Nigeria’s current electricity generation capacity oscillates between 6,000 and 7,000 megawatts. It is estimated that the country needs 160,000 megawatts to achieve stable power supply. But this cannot be achieved even in the next 20 years under the present circumstances.

It is for this reason that experts have suggested a switch to renewable energy, which consists of wind, solar, geothermal heat, etc. Renewable energy sources are mainly natural sources. And Nigeria happens to have these resources in abundance. They are also eco-friendly, clean and safe.

It has been established that renewable energy is a solution to Nigeria’s electricity problem. And it was with this in mind and with a view to providing legislation for the budding alternative energy sector that I sponsored the “Renewable Energy Bill 2017”.

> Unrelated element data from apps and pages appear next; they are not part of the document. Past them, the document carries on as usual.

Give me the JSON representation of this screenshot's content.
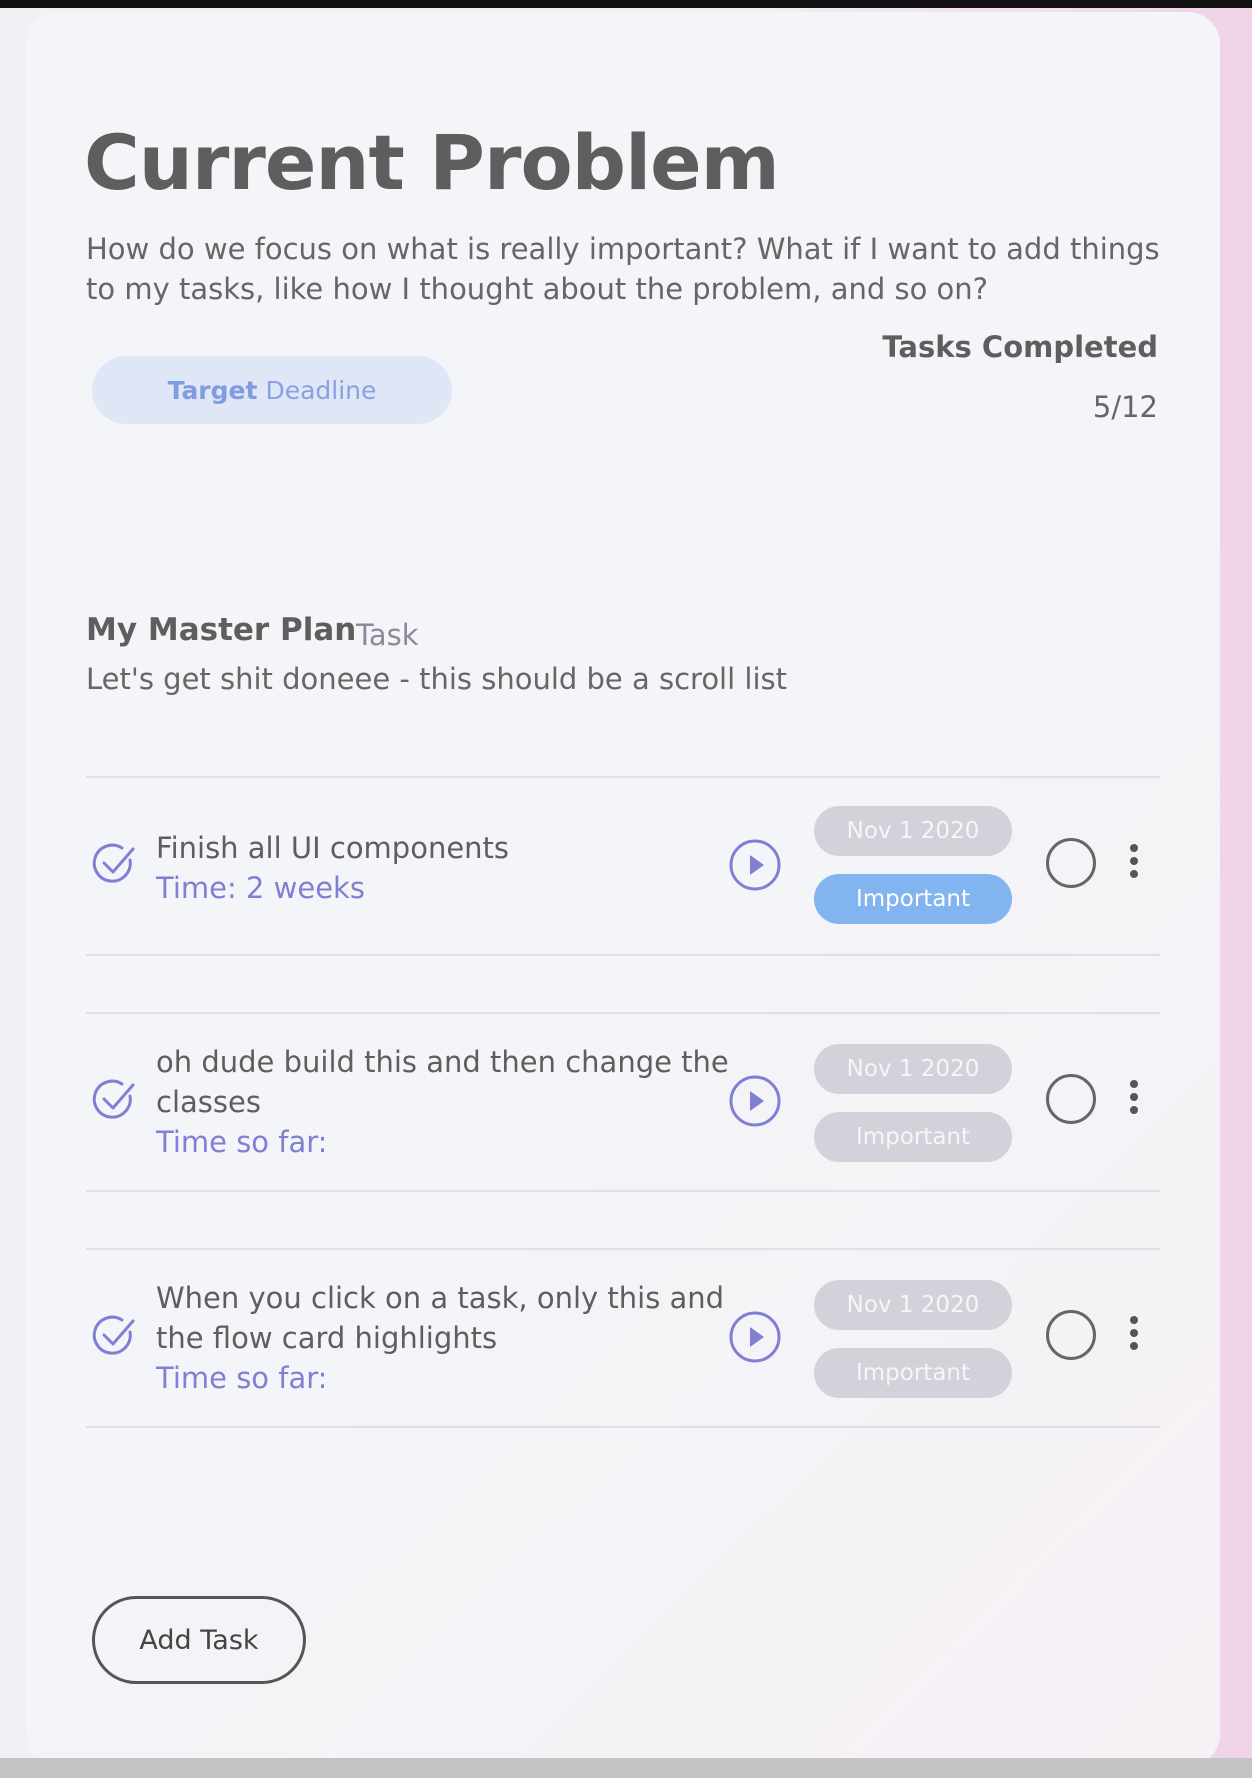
{
  "header": {
    "title": "Current Problem",
    "description": "How do we focus on what is really important? What if I want to add things to my tasks, like how I thought about the problem, and so on?",
    "deadline_strong": "Target",
    "deadline_label": "Deadline",
    "completed_label": "Tasks Completed",
    "completed_count": "5/12",
    "tasks_done": 5,
    "tasks_total": 12
  },
  "plan": {
    "title": "My Master Plan",
    "tag": "Task",
    "description": "Let's get shit doneee - this should be a scroll list"
  },
  "tasks": [
    {
      "text": "Finish all UI components",
      "time": "Time: 2 weeks",
      "date": "Nov 1 2020",
      "priority": "Important",
      "priority_active": true
    },
    {
      "text": "oh dude build this and then change the classes",
      "time": "Time so far:",
      "date": "Nov 1 2020",
      "priority": "Important",
      "priority_active": false
    },
    {
      "text": "When you click on a task, only this and the flow card highlights",
      "time": "Time so far:",
      "date": "Nov 1 2020",
      "priority": "Important",
      "priority_active": false
    }
  ],
  "actions": {
    "add_task_label": "Add Task"
  },
  "colors": {
    "accent": "#7f7fd4",
    "active_tag": "#82b4f0",
    "inactive_tag": "#d2d2da",
    "deadline_pill": "#dfe6f6"
  }
}
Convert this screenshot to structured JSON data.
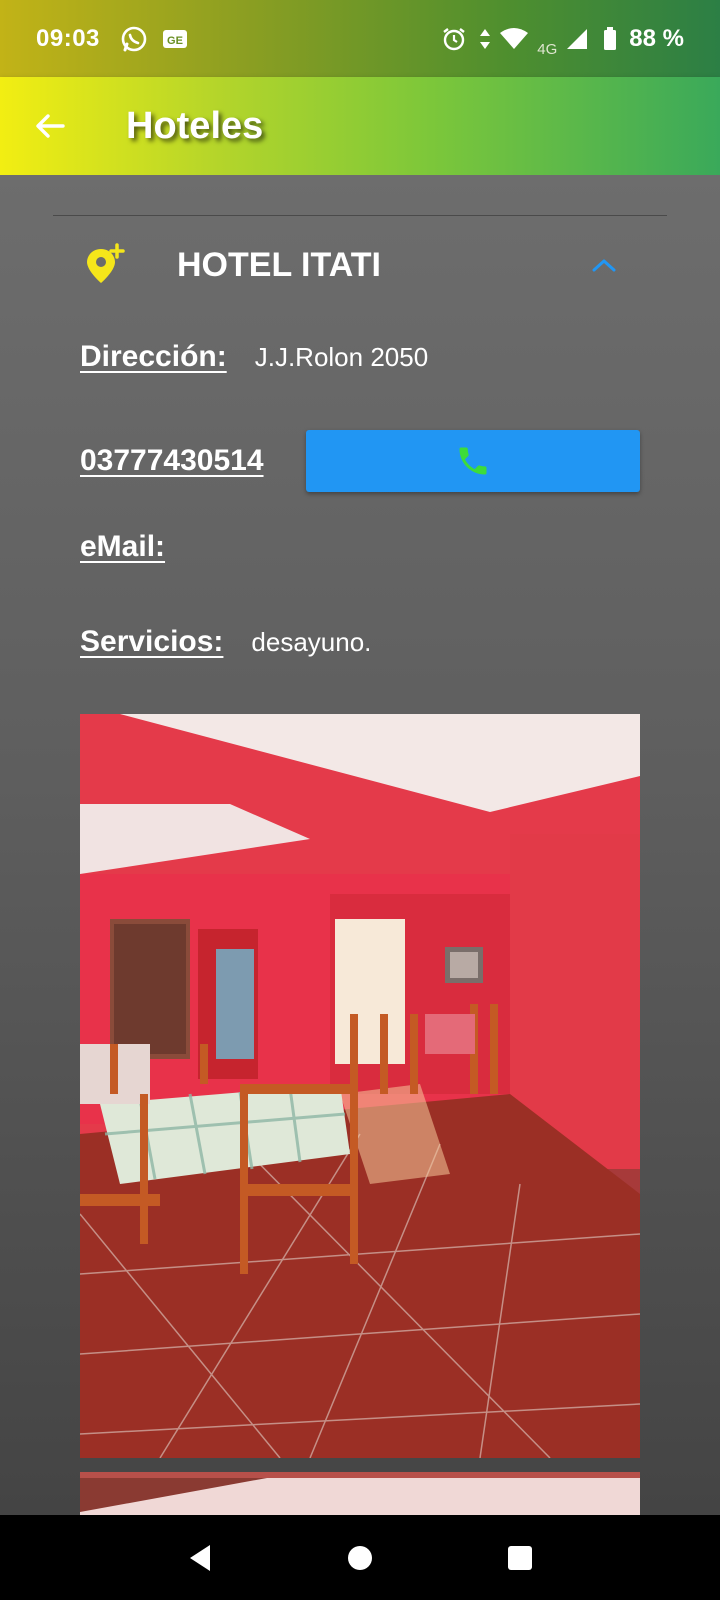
{
  "status_bar": {
    "time": "09:03",
    "network": "4G",
    "battery": "88 %",
    "icons": [
      "whatsapp-icon",
      "ge-icon",
      "alarm-icon",
      "data-arrows-icon",
      "wifi-icon",
      "signal-icon",
      "battery-icon"
    ]
  },
  "app_bar": {
    "title": "Hoteles",
    "back_icon": "arrow-back-icon"
  },
  "hotel": {
    "name": "HOTEL ITATI",
    "pin_icon": "add-location-icon",
    "expand_icon": "chevron-up-icon",
    "address_label": "Dirección:",
    "address_value": "J.J.Rolon 2050",
    "phone": "03777430514",
    "call_icon": "phone-icon",
    "email_label": "eMail:",
    "email_value": "",
    "services_label": "Servicios:",
    "services_value": "desayuno."
  },
  "colors": {
    "accent_blue": "#2196f3",
    "pin_yellow": "#f5e61a",
    "phone_green": "#3ddc3a",
    "gradient_start": "#f2ee12",
    "gradient_end": "#3aa95a"
  },
  "nav_bar": {
    "back": "nav-back-icon",
    "home": "nav-home-icon",
    "recents": "nav-recents-icon"
  }
}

The bill, which is under consideration by a senate committee, seeks an Act to provide for the utilisation, sustainability and adequate supply of renewable energy for electricity generation.

It will serve as a framework to support and to develop renewable energy sources by creating enabling environment to attract business in the sector. It will help grow the power sector with reduced pressure on the ailing sector to meet widening demands. It will support the conventional power sources that have repeatedly failed us. The underlining objective is to make energy affordable to everyone regardless of where you live in Nigeria. It will also support the development, utilisation and efficient management of renewable energy sources.

Electricity is a challenge in most rural communities in the country, but with a renewable energy such as solar, (if well harnessed and utilised), this problem can be addressed.

Leadership must provide solutions.

I sponsored the NYSC Act (Amendment) Bill 2017 – An Act to amend the National Youth Service Corps Act, CAP. N84 LFN, 2004 to provide for free and compulsory acquisition of vocational skills by corps members. This is specifically to address the graduate unemployment problem in the country. That is, instead of having graduates who leave NYSC looking for jobs, these educated young Nigerians will become innovators and job creators. It was by the same token that I sponsored the bill for an Act to Establish National Artisans Development Centres to provide for the development of artisans across the country.

Also, our urban centres are witnessing over-population with its attendant risks such as crime and diseases. This is why our rural communities must be given due attention in terms of infrastructure development to reduce rural-urban migration.

It was to provide legislation to addressing this challenge that I sponsored the bill for an Act to establish the National Integrated Community Development Agency to promote sustainable change in social and economic relations and supporting the goals of growth and development in rural economy.

Leadership must provide solutions, service and opportunities. Without these, leadership is a Broadway show.

Senator Stella Oduah,

(Anambra North)